REQUIREMENT: Say how many lines in the data below contain the word "value", and give no other text.

DATASET EXCERPTS:
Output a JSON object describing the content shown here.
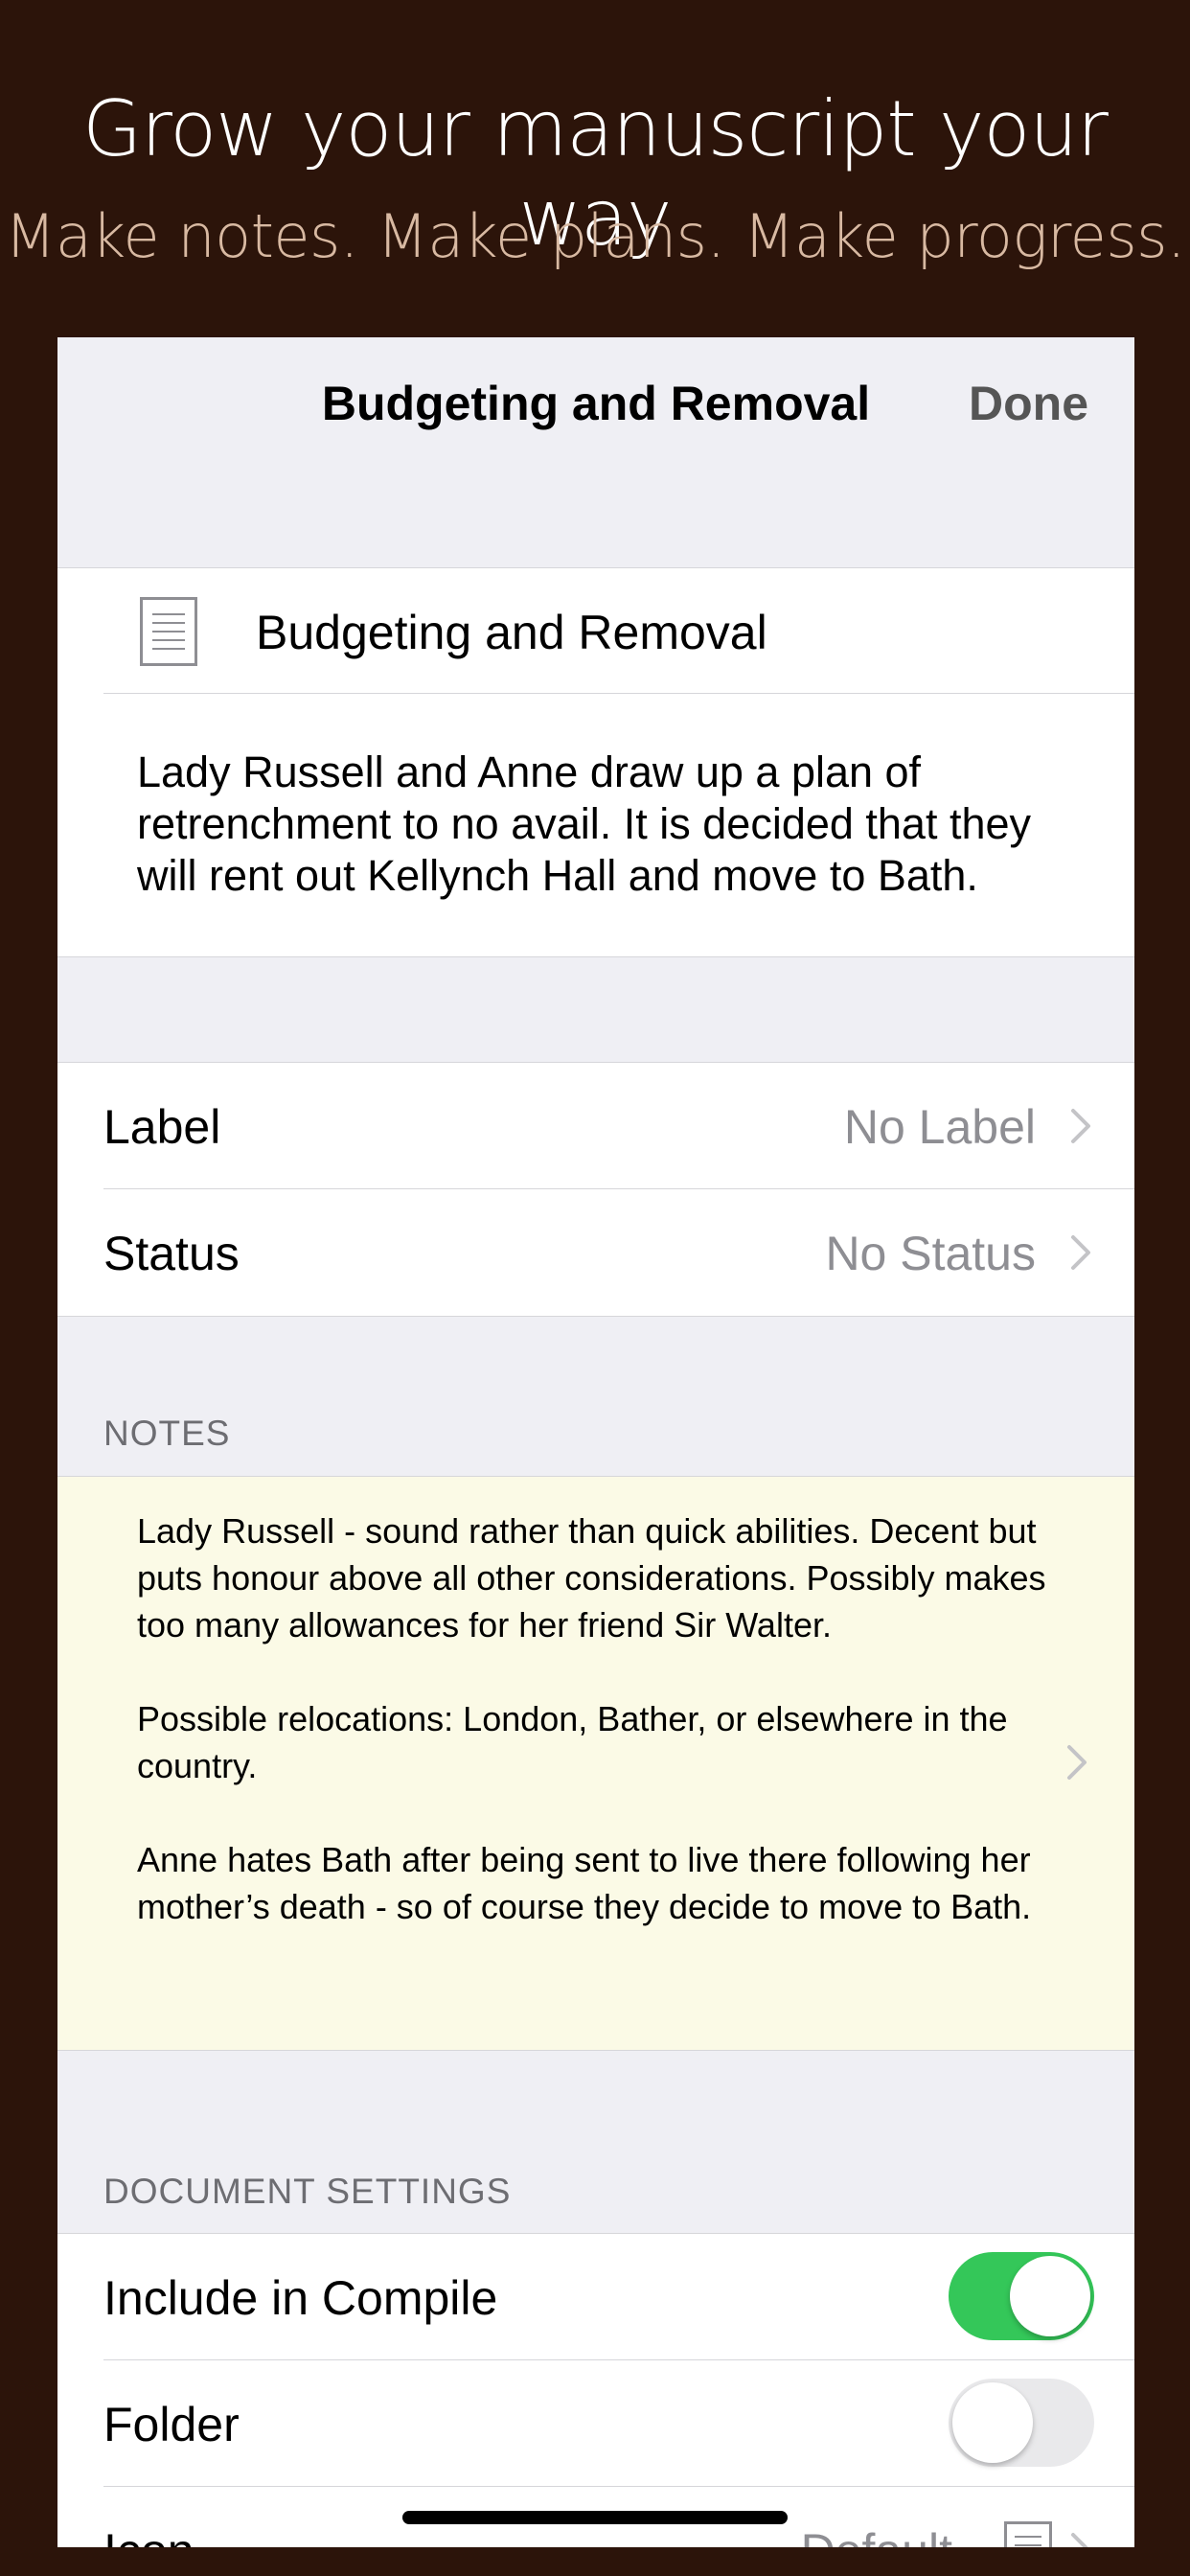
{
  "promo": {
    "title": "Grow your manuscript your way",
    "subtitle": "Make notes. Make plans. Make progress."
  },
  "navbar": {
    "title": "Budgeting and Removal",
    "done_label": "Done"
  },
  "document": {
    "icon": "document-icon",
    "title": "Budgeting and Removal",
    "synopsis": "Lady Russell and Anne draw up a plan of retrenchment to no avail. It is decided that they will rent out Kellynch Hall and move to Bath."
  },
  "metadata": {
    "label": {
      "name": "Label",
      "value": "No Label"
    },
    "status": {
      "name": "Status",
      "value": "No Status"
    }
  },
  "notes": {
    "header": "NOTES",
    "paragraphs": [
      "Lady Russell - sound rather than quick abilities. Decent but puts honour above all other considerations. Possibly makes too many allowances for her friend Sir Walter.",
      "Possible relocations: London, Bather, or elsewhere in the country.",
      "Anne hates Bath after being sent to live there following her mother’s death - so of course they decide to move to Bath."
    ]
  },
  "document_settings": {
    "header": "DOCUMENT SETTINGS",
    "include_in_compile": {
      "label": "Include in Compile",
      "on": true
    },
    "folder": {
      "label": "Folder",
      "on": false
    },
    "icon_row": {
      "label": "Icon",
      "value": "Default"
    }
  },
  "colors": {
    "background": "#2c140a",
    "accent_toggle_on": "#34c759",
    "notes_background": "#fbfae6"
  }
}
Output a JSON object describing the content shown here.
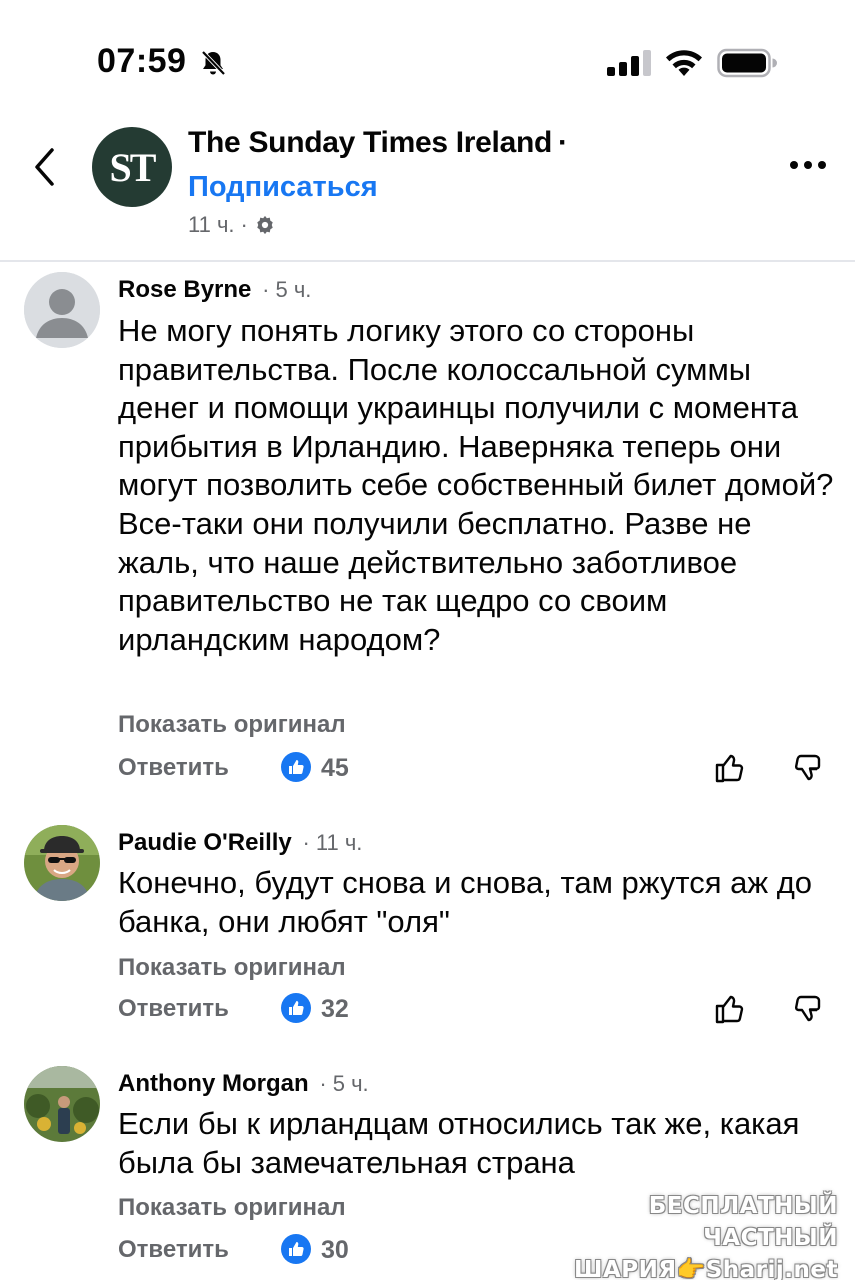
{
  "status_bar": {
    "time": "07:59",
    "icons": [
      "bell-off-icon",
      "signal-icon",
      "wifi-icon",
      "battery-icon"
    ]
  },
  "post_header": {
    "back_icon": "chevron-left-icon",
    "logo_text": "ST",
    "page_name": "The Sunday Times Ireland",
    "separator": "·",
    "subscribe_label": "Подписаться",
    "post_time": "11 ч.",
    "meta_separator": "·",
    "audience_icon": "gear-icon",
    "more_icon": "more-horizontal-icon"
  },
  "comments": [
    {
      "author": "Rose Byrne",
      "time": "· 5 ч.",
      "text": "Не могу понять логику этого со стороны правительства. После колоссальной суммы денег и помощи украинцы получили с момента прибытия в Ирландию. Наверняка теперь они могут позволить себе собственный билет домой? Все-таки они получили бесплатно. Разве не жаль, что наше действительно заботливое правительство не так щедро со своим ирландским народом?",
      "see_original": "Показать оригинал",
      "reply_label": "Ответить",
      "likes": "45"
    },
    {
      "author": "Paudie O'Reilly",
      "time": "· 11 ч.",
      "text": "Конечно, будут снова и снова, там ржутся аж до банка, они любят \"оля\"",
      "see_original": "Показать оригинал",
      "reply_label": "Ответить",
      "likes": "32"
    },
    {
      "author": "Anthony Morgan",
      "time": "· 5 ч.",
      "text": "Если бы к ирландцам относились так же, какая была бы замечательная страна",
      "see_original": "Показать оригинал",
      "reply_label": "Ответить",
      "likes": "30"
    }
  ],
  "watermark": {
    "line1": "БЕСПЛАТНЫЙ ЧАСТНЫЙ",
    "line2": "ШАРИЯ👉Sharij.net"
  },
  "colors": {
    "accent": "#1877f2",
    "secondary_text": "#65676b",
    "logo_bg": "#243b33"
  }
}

RESULT FOR THIS EXERCISE: 3